- [Assigned task]
Scan the entries that follow and copy out every line containing "icon".

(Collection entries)
—————
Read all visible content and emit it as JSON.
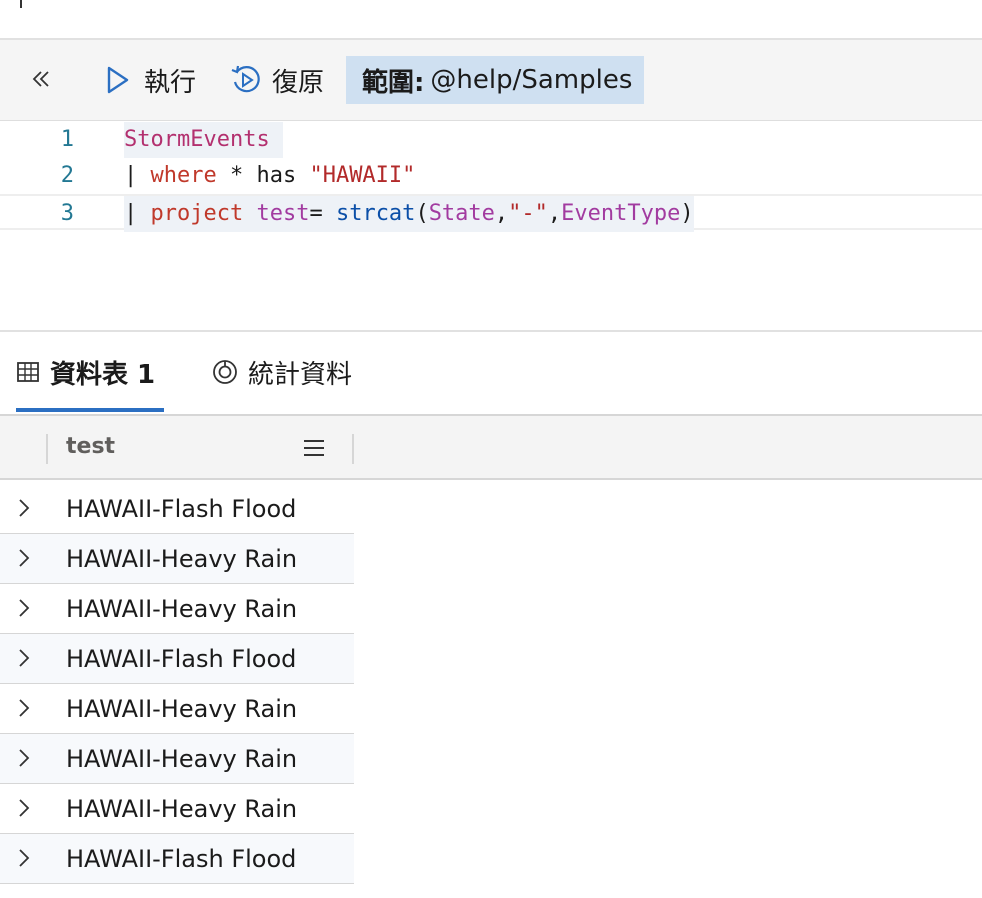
{
  "toolbar": {
    "run_label": "執行",
    "recall_label": "復原",
    "scope_label": "範圍:",
    "scope_value": "@help/Samples"
  },
  "editor": {
    "line_numbers": [
      "1",
      "2",
      "3"
    ],
    "line1": {
      "table": "StormEvents"
    },
    "line2": {
      "pipe": "| ",
      "op": "where",
      "mid": " * has ",
      "str": "\"HAWAII\""
    },
    "line3": {
      "pipe": "| ",
      "op": "project",
      "space": " ",
      "col": "test",
      "eq": "= ",
      "fn": "strcat",
      "open": "(",
      "arg1": "State",
      "comma1": ",",
      "arg2": "\"-\"",
      "comma2": ",",
      "arg3": "EventType",
      "close": ")"
    }
  },
  "tabs": [
    {
      "label": "資料表 1",
      "icon": "table-icon",
      "active": true
    },
    {
      "label": "統計資料",
      "icon": "stats-icon",
      "active": false
    }
  ],
  "grid": {
    "column_header": "test",
    "rows": [
      "HAWAII-Flash Flood",
      "HAWAII-Heavy Rain",
      "HAWAII-Heavy Rain",
      "HAWAII-Flash Flood",
      "HAWAII-Heavy Rain",
      "HAWAII-Heavy Rain",
      "HAWAII-Heavy Rain",
      "HAWAII-Flash Flood"
    ]
  },
  "colors": {
    "accent": "#2b6fc2",
    "scope_bg": "#cfe0f1",
    "toolbar_bg": "#f5f5f5"
  }
}
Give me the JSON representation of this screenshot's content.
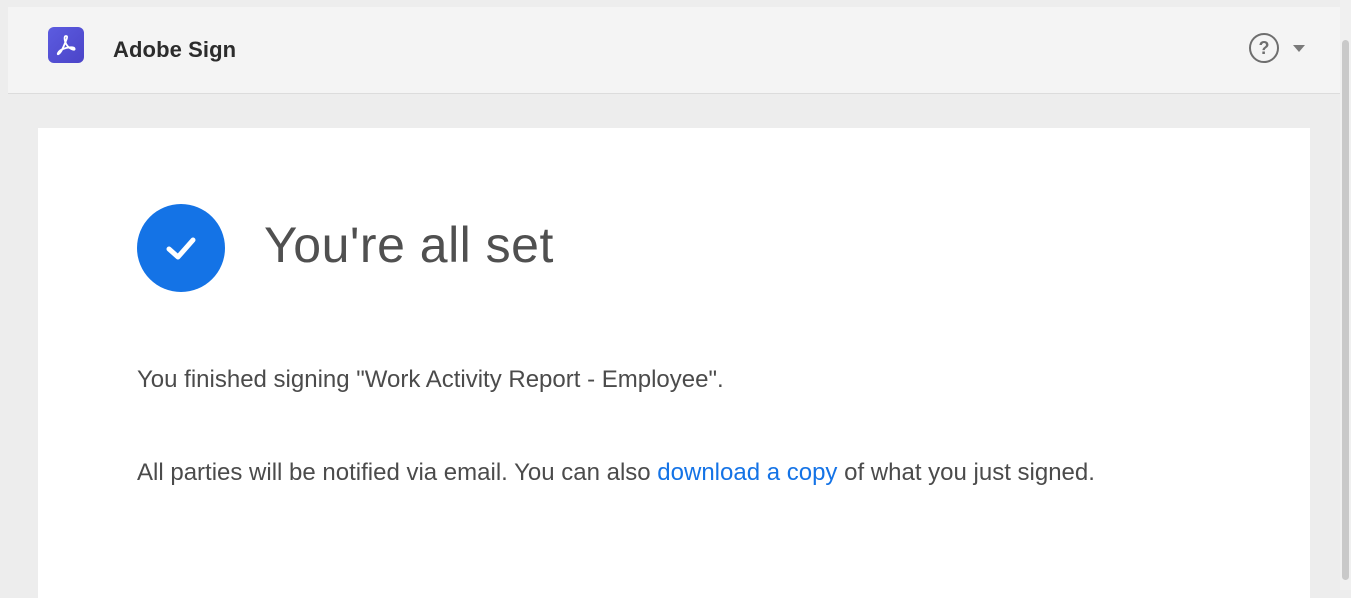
{
  "header": {
    "app_title": "Adobe Sign",
    "logo_icon": "adobe-acrobat-icon",
    "help_icon": "help-icon",
    "help_menu_icon": "chevron-down-icon"
  },
  "confirmation": {
    "status_icon": "checkmark-icon",
    "headline": "You're all set",
    "finished_message": "You finished signing \"Work Activity Report - Employee\".",
    "notify_prefix": "All parties will be notified via email. You can also ",
    "download_link_label": "download a copy",
    "notify_suffix": " of what you just signed."
  },
  "colors": {
    "accent": "#1473e6",
    "logo": "#4b44c8"
  }
}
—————
- [Result]
      "icon": "table-icon",
      "icon": "stats-icon",
    "logo_icon": "adobe-acrobat-icon",
    "help_icon": "help-icon",
    "help_menu_icon": "chevron-down-icon"
    "status_icon": "checkmark-icon",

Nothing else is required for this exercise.